Skinner’s house is a classic center hall Colonial, built around 1720 in a coastal New England village. She and her husband – who is an expert builder and finish carpenter, saints be praised – have worked on restoring the house from its sad-sack tumbledown state to its present condition over the last 15 years. As anyone who has taken on the massive renovation of a historic house will tell you, such a project needs to be a labor of love. Otherwise you would be wiser to spend a few weeks with a sledgehammer and a couple of dumpsters, gut the thing, build out the interior with a whole bunch of 2 x 4s and sheet rock (don’t forget the 20-foot square spa bathroom!) and  just call it a day. Oh, and then you can take the thousands of dollars and countless weekends you saved yourself and go to St. Barths, preferably during a long New England winter.

But the rest of us who don’t have the talent (or craziness) to restore historic houses are endlessly grateful to people like Skinner, who are willing to spend their vacation time poring over historic exterior paint colors as opposed to quaffing Coronas and getting tan on some exotic beach, all the while growing a paler shade of WASPy white.

Blessings on you, for keeping the New England aesthetic alive. You are a credit to your people.

Many thanks to Skinner for showing us her home. Anytime you would like to linger on an image in the slideshow, just click on the pause button.

This slideshow requires JavaScript.

Relevant Links:

  • Hermann Dudley Murphy A 19th century artist famous for his paintings and beautiful frames (and Skinner’s great-Grandfather).
  • Marimekko Finnish fabric house, hugely influential in the last century and currently experiencing a resurgence.

Interiors: A Sneak Peak

Tomorrow’s Interiors feature here at The Roving Home will highlight the home of a friend of mine, who is an expert in what I consider to be the  Yankee Modern school of decorating. Which involves a dash of inherited antiques, enormous artistic ability (also inherited), lots of paintings, odd bits (the prerogative of every dyed-in-the-wool WASP), and a few pieces from Design Within Reach.

It all adds up to something kind of perfect… More tomorrow!

Handmade: Vintage Ornaments

One of the best holiday treats I received this year was a tour of my friend Skinner’s inherited wealth of handmade Christmas ornaments.  Skinner’s grandmother crafted dozens and dozens of ornaments, coming up with clever designs using recycled bits about 50 years before anyone ever thought of creating a multi-billion dollar industry out of such a thing.  When I think of handmade ornaments, I think of going to my own grandmother’s church bazaars many years ago, with table after table filled with items like tissue box covers shaped like houses and lady mice dressed in frilly dresses and lace caps that were designed to be hung over a broom, the skirt of the dress flaring over the broom’s bristles.  Because one’s broom should always be properly attired.

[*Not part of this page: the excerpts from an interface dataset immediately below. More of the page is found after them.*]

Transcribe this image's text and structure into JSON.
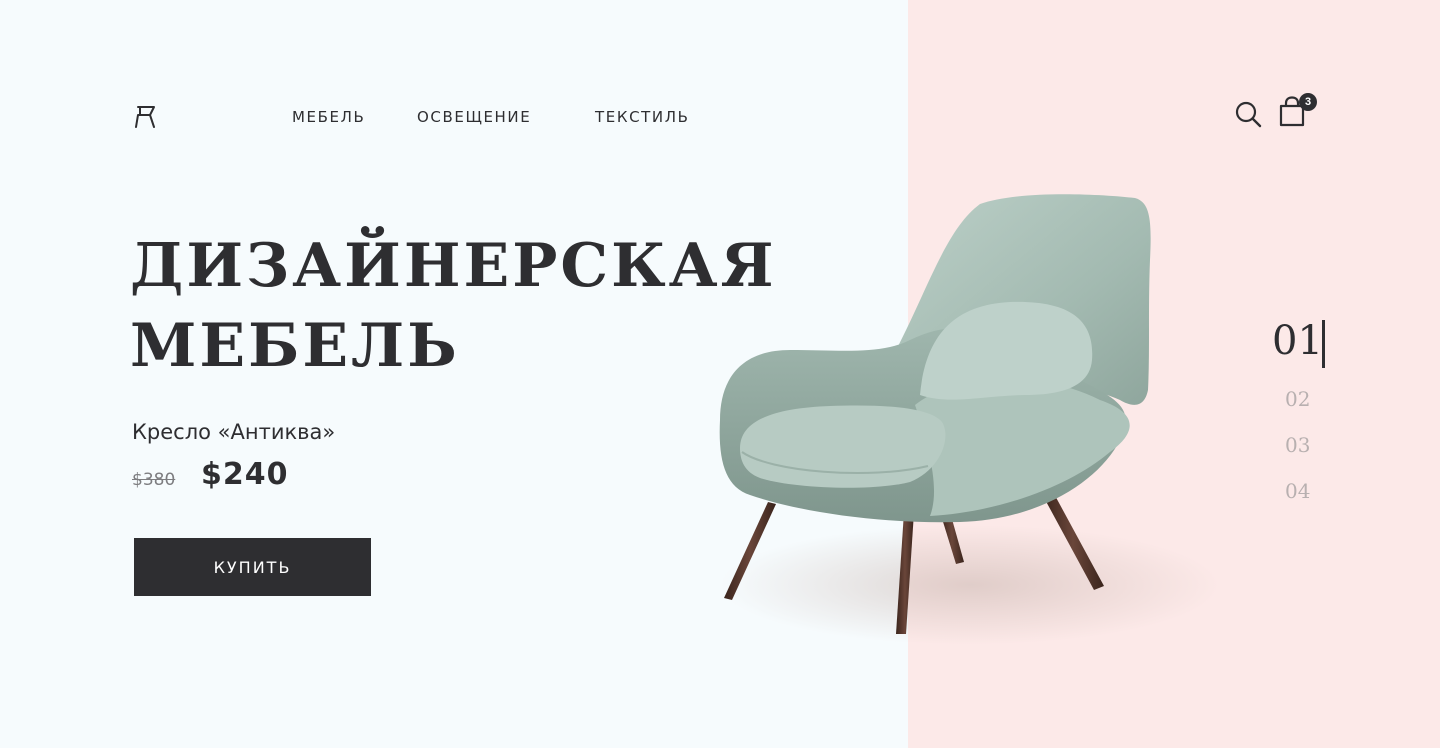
{
  "header": {
    "logo_icon": "chair-logo-icon",
    "nav": [
      {
        "label": "МЕБЕЛЬ"
      },
      {
        "label": "ОСВЕЩЕНИЕ"
      },
      {
        "label": "ТЕКСТИЛЬ"
      }
    ],
    "search_icon": "search-icon",
    "cart_icon": "shopping-bag-icon",
    "cart_count": "3"
  },
  "hero": {
    "headline_line1": "ДИЗАЙНЕРСКАЯ",
    "headline_line2": "МЕБЕЛЬ",
    "product_name": "Кресло «Антиква»",
    "old_price": "$380",
    "new_price": "$240",
    "buy_label": "КУПИТЬ"
  },
  "slider": {
    "active": "01",
    "items": [
      "02",
      "03",
      "04"
    ]
  },
  "colors": {
    "background": "#f6fbfd",
    "accent_panel": "#fce9e8",
    "dark": "#2e2e31",
    "chair_fabric": "#a8bfb6",
    "chair_legs": "#4a3026"
  }
}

But Skinner’s grandmother was in a different league altogether – the ornaments she crafted didn’t have that church-basement sensibility.  She gave them loads of handmade details, like tiny hand-woven snow shoes and tiny knit caps.  Nothing is dated or slightly creepy (in an un-ironic sense), as is so often the case with handcrafted pieces.  .

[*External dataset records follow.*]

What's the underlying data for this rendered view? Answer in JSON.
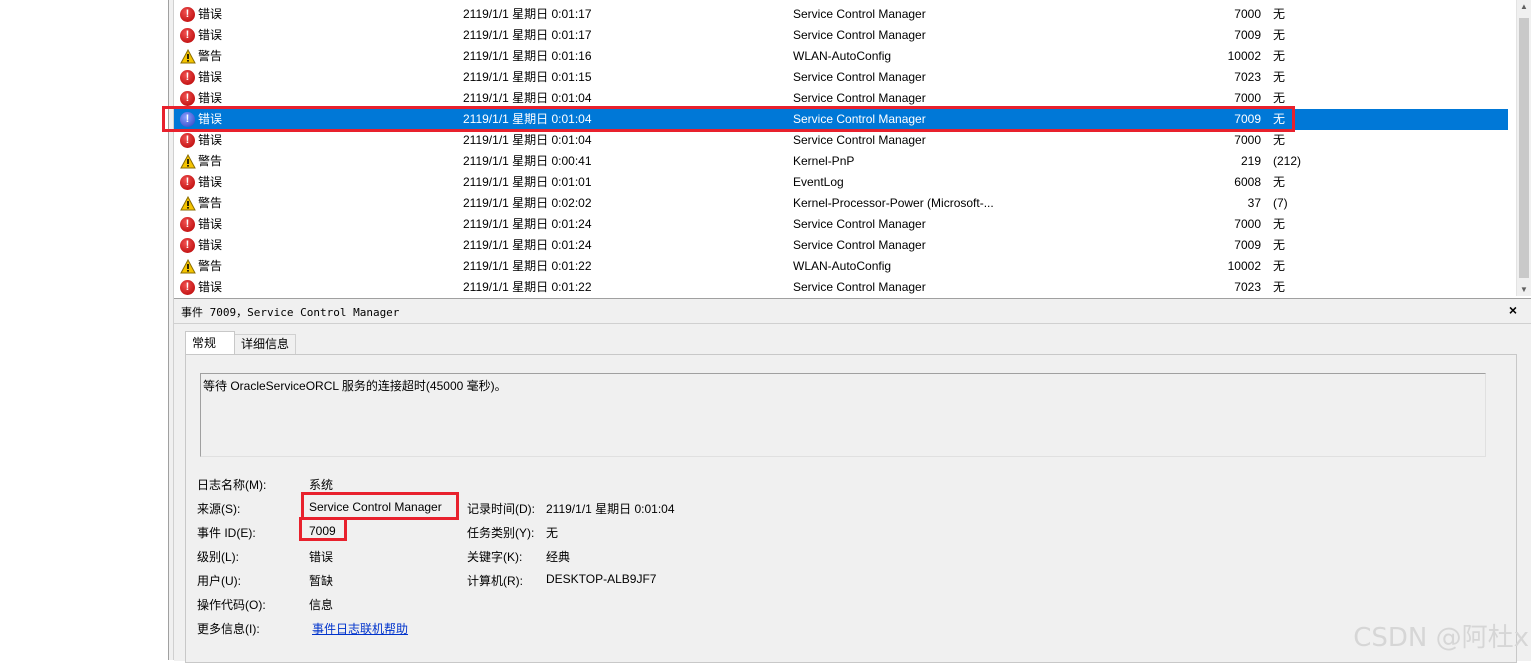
{
  "events": [
    {
      "level": "错误",
      "type": "error",
      "datetime": "2119/1/1 星期日 0:01:17",
      "source": "Service Control Manager",
      "id": "7000",
      "category": "无"
    },
    {
      "level": "错误",
      "type": "error",
      "datetime": "2119/1/1 星期日 0:01:17",
      "source": "Service Control Manager",
      "id": "7009",
      "category": "无"
    },
    {
      "level": "警告",
      "type": "warning",
      "datetime": "2119/1/1 星期日 0:01:16",
      "source": "WLAN-AutoConfig",
      "id": "10002",
      "category": "无"
    },
    {
      "level": "错误",
      "type": "error",
      "datetime": "2119/1/1 星期日 0:01:15",
      "source": "Service Control Manager",
      "id": "7023",
      "category": "无"
    },
    {
      "level": "错误",
      "type": "error",
      "datetime": "2119/1/1 星期日 0:01:04",
      "source": "Service Control Manager",
      "id": "7000",
      "category": "无"
    },
    {
      "level": "错误",
      "type": "error",
      "datetime": "2119/1/1 星期日 0:01:04",
      "source": "Service Control Manager",
      "id": "7009",
      "category": "无",
      "selected": true
    },
    {
      "level": "错误",
      "type": "error",
      "datetime": "2119/1/1 星期日 0:01:04",
      "source": "Service Control Manager",
      "id": "7000",
      "category": "无"
    },
    {
      "level": "警告",
      "type": "warning",
      "datetime": "2119/1/1 星期日 0:00:41",
      "source": "Kernel-PnP",
      "id": "219",
      "category": "(212)"
    },
    {
      "level": "错误",
      "type": "error",
      "datetime": "2119/1/1 星期日 0:01:01",
      "source": "EventLog",
      "id": "6008",
      "category": "无"
    },
    {
      "level": "警告",
      "type": "warning",
      "datetime": "2119/1/1 星期日 0:02:02",
      "source": "Kernel-Processor-Power (Microsoft-...",
      "id": "37",
      "category": "(7)"
    },
    {
      "level": "错误",
      "type": "error",
      "datetime": "2119/1/1 星期日 0:01:24",
      "source": "Service Control Manager",
      "id": "7000",
      "category": "无"
    },
    {
      "level": "错误",
      "type": "error",
      "datetime": "2119/1/1 星期日 0:01:24",
      "source": "Service Control Manager",
      "id": "7009",
      "category": "无"
    },
    {
      "level": "警告",
      "type": "warning",
      "datetime": "2119/1/1 星期日 0:01:22",
      "source": "WLAN-AutoConfig",
      "id": "10002",
      "category": "无"
    },
    {
      "level": "错误",
      "type": "error",
      "datetime": "2119/1/1 星期日 0:01:22",
      "source": "Service Control Manager",
      "id": "7023",
      "category": "无"
    }
  ],
  "detail": {
    "title": "事件 7009，Service Control Manager",
    "close": "×",
    "tabs": [
      "常规",
      "详细信息"
    ],
    "description": "等待 OracleServiceORCL 服务的连接超时(45000 毫秒)。",
    "fields": {
      "log_name_label": "日志名称(M):",
      "log_name": "系统",
      "source_label": "来源(S):",
      "source": "Service Control Manager",
      "logged_label": "记录时间(D):",
      "logged": "2119/1/1 星期日 0:01:04",
      "event_id_label": "事件 ID(E):",
      "event_id": "7009",
      "task_label": "任务类别(Y):",
      "task": "无",
      "level_label": "级别(L):",
      "level": "错误",
      "keywords_label": "关键字(K):",
      "keywords": "经典",
      "user_label": "用户(U):",
      "user": "暂缺",
      "computer_label": "计算机(R):",
      "computer": "DESKTOP-ALB9JF7",
      "opcode_label": "操作代码(O):",
      "opcode": "信息",
      "more_info_label": "更多信息(I):",
      "more_info_link": "事件日志联机帮助"
    }
  },
  "watermark": "CSDN @阿杜x",
  "colors": {
    "selection": "#0078d7",
    "highlight": "#e8212d",
    "error": "#c00000",
    "warning": "#f5c400"
  }
}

Now if only we could all receive such an inheritance.  I know I would look forward to dragging my Christmas boxes out of storage every year if it gave me the chance to see these pieces again.

This slideshow requires JavaScript.

Christmas: Natural & Homemade

My friend Skinner has mad style, as the kids say (do kids still say that?).  She has all the right credentials – art school, stints as a shop owner, as a product and floral designer, etc. –  but her credentials are nothing compared to her plain old raw ability.

You can see her talent in the front-door wreath she pulled together from generally not-seen-together elements: scavenged berries, fresh greens, and tiny little bright green brussel sprouts.  Brussel sprouts?  Yes.  Why not?  A lovely green color, round as an ornament, a gift from nature itself – what could be more reminiscent of the holidays?  And because my friend is slightly (well…more than slightly) obsessed, these brussel sprouts are organic.

Look at the wreath’s color against aubergine door. But first, notice the aubergine door.  Classic New England style, yet completely fresh all the same.